    Have you ever had any racing disasters / your toughest race yet?

    My biggest racing disaster came in January 2016 in the Essex Cross Country Championships, I had the best winter season of my life and I finished 1st in the Essex League overall standings so going into the championships I had confidence that I could possibly get a medal, if not win. The race did not go to plan at all and I think I put too much pressure on myself and I ended up finishing 11th and was extremely angry with myself. 

    How do you overcome setbacks?

    I overcome set backs by thinking about the bigger picture. Sometimes a race doesn't go your way but there are plenty of races throughout the season, and I take a lot of advice from my coach who has been there and done it in the running world which is a good thing for me mentally. 

    What is the best bit of advice you wish someone had told you before you started competing?

    The best bit of advice I wish I got told before I started competing is to listen to your body. If you have a little niggle or injury then it doesn't hurt to take a few days off to recover; there are many times when I have ran through niggles which then leads to bigger injuries which keep you out for even longer. 

    What are your training goals now?

    My goal for 2017 is to get some very good training in leading up to this cross country season starting in October. I have had a bit of time out of the sport as I lost my motivation but I have now found my love for it again and looking to come back stronger than I was before. 

    Who do you take inspiration from?

    I take inspiration from my coaches.

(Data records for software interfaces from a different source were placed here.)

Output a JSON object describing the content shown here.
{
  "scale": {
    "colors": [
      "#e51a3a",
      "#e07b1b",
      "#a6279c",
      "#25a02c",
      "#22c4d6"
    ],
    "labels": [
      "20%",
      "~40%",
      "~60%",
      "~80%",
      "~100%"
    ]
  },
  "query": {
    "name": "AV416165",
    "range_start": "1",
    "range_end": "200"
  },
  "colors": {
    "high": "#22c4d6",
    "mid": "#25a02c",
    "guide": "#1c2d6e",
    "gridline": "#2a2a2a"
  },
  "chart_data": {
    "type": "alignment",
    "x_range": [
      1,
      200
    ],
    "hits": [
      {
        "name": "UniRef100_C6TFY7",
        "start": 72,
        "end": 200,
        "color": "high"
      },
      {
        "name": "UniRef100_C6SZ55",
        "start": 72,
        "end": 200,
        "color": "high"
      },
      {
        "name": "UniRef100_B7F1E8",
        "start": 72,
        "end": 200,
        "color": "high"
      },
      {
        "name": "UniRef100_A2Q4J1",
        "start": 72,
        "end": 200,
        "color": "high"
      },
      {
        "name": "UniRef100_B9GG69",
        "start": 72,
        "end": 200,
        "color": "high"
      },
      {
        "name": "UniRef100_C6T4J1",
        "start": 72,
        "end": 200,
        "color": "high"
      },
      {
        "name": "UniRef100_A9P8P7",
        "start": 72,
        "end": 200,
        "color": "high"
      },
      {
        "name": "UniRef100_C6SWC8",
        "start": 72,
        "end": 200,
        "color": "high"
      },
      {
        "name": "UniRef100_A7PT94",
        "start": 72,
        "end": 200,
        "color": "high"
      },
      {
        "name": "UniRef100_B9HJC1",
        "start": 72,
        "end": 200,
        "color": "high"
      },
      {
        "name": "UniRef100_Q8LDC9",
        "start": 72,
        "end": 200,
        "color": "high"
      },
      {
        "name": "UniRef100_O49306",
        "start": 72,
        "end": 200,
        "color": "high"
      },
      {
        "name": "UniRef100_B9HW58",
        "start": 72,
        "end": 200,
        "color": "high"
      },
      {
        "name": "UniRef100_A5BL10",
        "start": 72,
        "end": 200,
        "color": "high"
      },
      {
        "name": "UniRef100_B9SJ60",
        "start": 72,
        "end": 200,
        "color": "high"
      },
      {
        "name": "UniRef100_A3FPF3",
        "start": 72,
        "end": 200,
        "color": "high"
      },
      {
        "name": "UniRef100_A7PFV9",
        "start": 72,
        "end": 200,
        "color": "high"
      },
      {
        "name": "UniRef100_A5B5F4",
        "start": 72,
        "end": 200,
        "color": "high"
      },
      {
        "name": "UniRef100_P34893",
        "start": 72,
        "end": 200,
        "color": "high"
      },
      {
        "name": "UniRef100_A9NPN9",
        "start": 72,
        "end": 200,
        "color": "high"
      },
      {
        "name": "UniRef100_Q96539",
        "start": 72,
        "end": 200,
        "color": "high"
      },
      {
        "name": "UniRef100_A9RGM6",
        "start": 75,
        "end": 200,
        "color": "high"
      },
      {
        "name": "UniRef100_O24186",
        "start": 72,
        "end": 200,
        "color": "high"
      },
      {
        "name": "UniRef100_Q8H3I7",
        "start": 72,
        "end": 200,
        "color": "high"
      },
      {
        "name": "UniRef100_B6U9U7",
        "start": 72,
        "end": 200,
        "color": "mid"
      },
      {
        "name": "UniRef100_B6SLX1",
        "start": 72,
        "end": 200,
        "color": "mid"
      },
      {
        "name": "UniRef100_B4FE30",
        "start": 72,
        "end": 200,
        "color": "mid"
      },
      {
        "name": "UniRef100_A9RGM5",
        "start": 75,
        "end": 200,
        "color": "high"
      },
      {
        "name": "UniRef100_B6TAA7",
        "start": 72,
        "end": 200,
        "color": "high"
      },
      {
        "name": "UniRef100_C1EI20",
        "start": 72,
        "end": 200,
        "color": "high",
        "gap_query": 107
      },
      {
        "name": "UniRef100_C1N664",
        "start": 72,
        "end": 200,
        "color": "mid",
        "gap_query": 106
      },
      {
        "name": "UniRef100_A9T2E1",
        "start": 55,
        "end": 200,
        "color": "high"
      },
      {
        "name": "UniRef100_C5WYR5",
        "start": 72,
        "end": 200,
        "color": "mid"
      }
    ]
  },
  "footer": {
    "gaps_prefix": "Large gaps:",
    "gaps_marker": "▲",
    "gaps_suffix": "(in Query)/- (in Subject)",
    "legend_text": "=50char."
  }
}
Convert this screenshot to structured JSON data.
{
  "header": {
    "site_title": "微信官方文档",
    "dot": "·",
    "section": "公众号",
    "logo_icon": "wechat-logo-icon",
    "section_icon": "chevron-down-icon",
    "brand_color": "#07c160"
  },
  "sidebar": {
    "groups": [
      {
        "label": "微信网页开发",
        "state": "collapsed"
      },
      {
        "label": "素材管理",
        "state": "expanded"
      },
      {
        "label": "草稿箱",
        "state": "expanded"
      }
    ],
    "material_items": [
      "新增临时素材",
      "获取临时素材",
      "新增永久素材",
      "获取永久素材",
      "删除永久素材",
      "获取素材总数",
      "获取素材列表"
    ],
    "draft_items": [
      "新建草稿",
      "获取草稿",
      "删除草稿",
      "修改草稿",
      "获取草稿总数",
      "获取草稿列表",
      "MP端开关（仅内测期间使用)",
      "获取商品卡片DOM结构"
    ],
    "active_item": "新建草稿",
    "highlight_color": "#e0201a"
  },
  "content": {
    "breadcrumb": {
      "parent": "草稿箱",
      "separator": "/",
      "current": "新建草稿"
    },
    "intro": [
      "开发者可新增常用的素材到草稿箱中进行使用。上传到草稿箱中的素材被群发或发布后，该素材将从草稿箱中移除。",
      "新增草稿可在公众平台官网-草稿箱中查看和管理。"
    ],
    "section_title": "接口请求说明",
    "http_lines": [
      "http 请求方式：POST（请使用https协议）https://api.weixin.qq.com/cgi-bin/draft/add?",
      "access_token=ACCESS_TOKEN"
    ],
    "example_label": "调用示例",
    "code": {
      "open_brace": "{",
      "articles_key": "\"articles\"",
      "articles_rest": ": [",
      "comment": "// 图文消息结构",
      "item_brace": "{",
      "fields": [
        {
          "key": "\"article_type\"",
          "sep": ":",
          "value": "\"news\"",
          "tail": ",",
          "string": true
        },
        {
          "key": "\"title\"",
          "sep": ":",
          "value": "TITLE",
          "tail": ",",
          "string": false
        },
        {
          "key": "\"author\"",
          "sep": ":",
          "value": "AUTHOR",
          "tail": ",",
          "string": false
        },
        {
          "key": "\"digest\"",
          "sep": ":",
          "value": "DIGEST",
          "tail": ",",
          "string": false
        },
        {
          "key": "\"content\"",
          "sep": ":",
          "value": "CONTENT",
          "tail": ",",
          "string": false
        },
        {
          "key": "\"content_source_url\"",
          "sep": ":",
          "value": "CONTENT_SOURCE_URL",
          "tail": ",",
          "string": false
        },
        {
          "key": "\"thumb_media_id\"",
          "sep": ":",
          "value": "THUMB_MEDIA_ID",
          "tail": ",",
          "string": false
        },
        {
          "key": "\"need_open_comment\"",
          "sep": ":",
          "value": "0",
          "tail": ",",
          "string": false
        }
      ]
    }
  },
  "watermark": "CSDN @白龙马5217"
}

My coach Nick Wetheridge was an international runner in his time and competed in the world half marathon championships and has run some very good times. Also Eamonn Martin who coaches us as well; Eamonn was the last British male winner of the London Marathon with a time of 2:10. 

    Posted by Alexandra Parren